i.e quoting character or sting inside grave accent(`) & apostophe(').
The -H, -L and -P options control the treatment of symbolic links. Command-line arguments following these are taken to be names of files or directories to be examined, up to the first argument that begins with `-', or the argument `(' or `!'. That argument and any following arguments are taken to be the expression describing what is to be searched for. If no paths are given, the current directory is used. If no expression is given, the expression -print is used (but you should probably consider using -print0 instead, anyway).
This manual page talks about `options' within the expression list. These options control the behaviour of find but are specified immediately after the last path name. The five `real' options -H, -L, -P, -D and -O must appear before the first path name, if at all. A double dash -- can also be used to signal that any remaining arguments are not options (though ensuring that all start points begin with either `./' or `/' is generally safer if you use wildcards in the list of start points).
See the quotation used for emphasized characters. I've to use escape character () to avoid undesired formatting in above quoted text (visualize it by hitting edit button!)
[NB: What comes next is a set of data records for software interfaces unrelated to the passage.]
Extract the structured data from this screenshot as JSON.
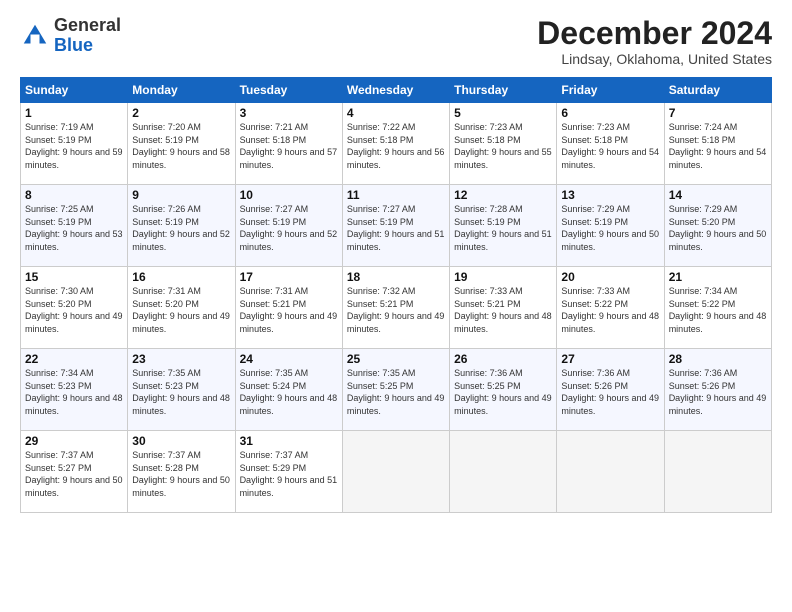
{
  "logo": {
    "general": "General",
    "blue": "Blue"
  },
  "title": "December 2024",
  "location": "Lindsay, Oklahoma, United States",
  "days_of_week": [
    "Sunday",
    "Monday",
    "Tuesday",
    "Wednesday",
    "Thursday",
    "Friday",
    "Saturday"
  ],
  "weeks": [
    [
      {
        "day": "1",
        "sunrise": "Sunrise: 7:19 AM",
        "sunset": "Sunset: 5:19 PM",
        "daylight": "Daylight: 9 hours and 59 minutes."
      },
      {
        "day": "2",
        "sunrise": "Sunrise: 7:20 AM",
        "sunset": "Sunset: 5:19 PM",
        "daylight": "Daylight: 9 hours and 58 minutes."
      },
      {
        "day": "3",
        "sunrise": "Sunrise: 7:21 AM",
        "sunset": "Sunset: 5:18 PM",
        "daylight": "Daylight: 9 hours and 57 minutes."
      },
      {
        "day": "4",
        "sunrise": "Sunrise: 7:22 AM",
        "sunset": "Sunset: 5:18 PM",
        "daylight": "Daylight: 9 hours and 56 minutes."
      },
      {
        "day": "5",
        "sunrise": "Sunrise: 7:23 AM",
        "sunset": "Sunset: 5:18 PM",
        "daylight": "Daylight: 9 hours and 55 minutes."
      },
      {
        "day": "6",
        "sunrise": "Sunrise: 7:23 AM",
        "sunset": "Sunset: 5:18 PM",
        "daylight": "Daylight: 9 hours and 54 minutes."
      },
      {
        "day": "7",
        "sunrise": "Sunrise: 7:24 AM",
        "sunset": "Sunset: 5:18 PM",
        "daylight": "Daylight: 9 hours and 54 minutes."
      }
    ],
    [
      {
        "day": "8",
        "sunrise": "Sunrise: 7:25 AM",
        "sunset": "Sunset: 5:19 PM",
        "daylight": "Daylight: 9 hours and 53 minutes."
      },
      {
        "day": "9",
        "sunrise": "Sunrise: 7:26 AM",
        "sunset": "Sunset: 5:19 PM",
        "daylight": "Daylight: 9 hours and 52 minutes."
      },
      {
        "day": "10",
        "sunrise": "Sunrise: 7:27 AM",
        "sunset": "Sunset: 5:19 PM",
        "daylight": "Daylight: 9 hours and 52 minutes."
      },
      {
        "day": "11",
        "sunrise": "Sunrise: 7:27 AM",
        "sunset": "Sunset: 5:19 PM",
        "daylight": "Daylight: 9 hours and 51 minutes."
      },
      {
        "day": "12",
        "sunrise": "Sunrise: 7:28 AM",
        "sunset": "Sunset: 5:19 PM",
        "daylight": "Daylight: 9 hours and 51 minutes."
      },
      {
        "day": "13",
        "sunrise": "Sunrise: 7:29 AM",
        "sunset": "Sunset: 5:19 PM",
        "daylight": "Daylight: 9 hours and 50 minutes."
      },
      {
        "day": "14",
        "sunrise": "Sunrise: 7:29 AM",
        "sunset": "Sunset: 5:20 PM",
        "daylight": "Daylight: 9 hours and 50 minutes."
      }
    ],
    [
      {
        "day": "15",
        "sunrise": "Sunrise: 7:30 AM",
        "sunset": "Sunset: 5:20 PM",
        "daylight": "Daylight: 9 hours and 49 minutes."
      },
      {
        "day": "16",
        "sunrise": "Sunrise: 7:31 AM",
        "sunset": "Sunset: 5:20 PM",
        "daylight": "Daylight: 9 hours and 49 minutes."
      },
      {
        "day": "17",
        "sunrise": "Sunrise: 7:31 AM",
        "sunset": "Sunset: 5:21 PM",
        "daylight": "Daylight: 9 hours and 49 minutes."
      },
      {
        "day": "18",
        "sunrise": "Sunrise: 7:32 AM",
        "sunset": "Sunset: 5:21 PM",
        "daylight": "Daylight: 9 hours and 49 minutes."
      },
      {
        "day": "19",
        "sunrise": "Sunrise: 7:33 AM",
        "sunset": "Sunset: 5:21 PM",
        "daylight": "Daylight: 9 hours and 48 minutes."
      },
      {
        "day": "20",
        "sunrise": "Sunrise: 7:33 AM",
        "sunset": "Sunset: 5:22 PM",
        "daylight": "Daylight: 9 hours and 48 minutes."
      },
      {
        "day": "21",
        "sunrise": "Sunrise: 7:34 AM",
        "sunset": "Sunset: 5:22 PM",
        "daylight": "Daylight: 9 hours and 48 minutes."
      }
    ],
    [
      {
        "day": "22",
        "sunrise": "Sunrise: 7:34 AM",
        "sunset": "Sunset: 5:23 PM",
        "daylight": "Daylight: 9 hours and 48 minutes."
      },
      {
        "day": "23",
        "sunrise": "Sunrise: 7:35 AM",
        "sunset": "Sunset: 5:23 PM",
        "daylight": "Daylight: 9 hours and 48 minutes."
      },
      {
        "day": "24",
        "sunrise": "Sunrise: 7:35 AM",
        "sunset": "Sunset: 5:24 PM",
        "daylight": "Daylight: 9 hours and 48 minutes."
      },
      {
        "day": "25",
        "sunrise": "Sunrise: 7:35 AM",
        "sunset": "Sunset: 5:25 PM",
        "daylight": "Daylight: 9 hours and 49 minutes."
      },
      {
        "day": "26",
        "sunrise": "Sunrise: 7:36 AM",
        "sunset": "Sunset: 5:25 PM",
        "daylight": "Daylight: 9 hours and 49 minutes."
      },
      {
        "day": "27",
        "sunrise": "Sunrise: 7:36 AM",
        "sunset": "Sunset: 5:26 PM",
        "daylight": "Daylight: 9 hours and 49 minutes."
      },
      {
        "day": "28",
        "sunrise": "Sunrise: 7:36 AM",
        "sunset": "Sunset: 5:26 PM",
        "daylight": "Daylight: 9 hours and 49 minutes."
      }
    ],
    [
      {
        "day": "29",
        "sunrise": "Sunrise: 7:37 AM",
        "sunset": "Sunset: 5:27 PM",
        "daylight": "Daylight: 9 hours and 50 minutes."
      },
      {
        "day": "30",
        "sunrise": "Sunrise: 7:37 AM",
        "sunset": "Sunset: 5:28 PM",
        "daylight": "Daylight: 9 hours and 50 minutes."
      },
      {
        "day": "31",
        "sunrise": "Sunrise: 7:37 AM",
        "sunset": "Sunset: 5:29 PM",
        "daylight": "Daylight: 9 hours and 51 minutes."
      },
      null,
      null,
      null,
      null
    ]
  ]
}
So, I am curious to know about the usage of this quotation used. What is the usage of such quotation or when & why such quotation is used?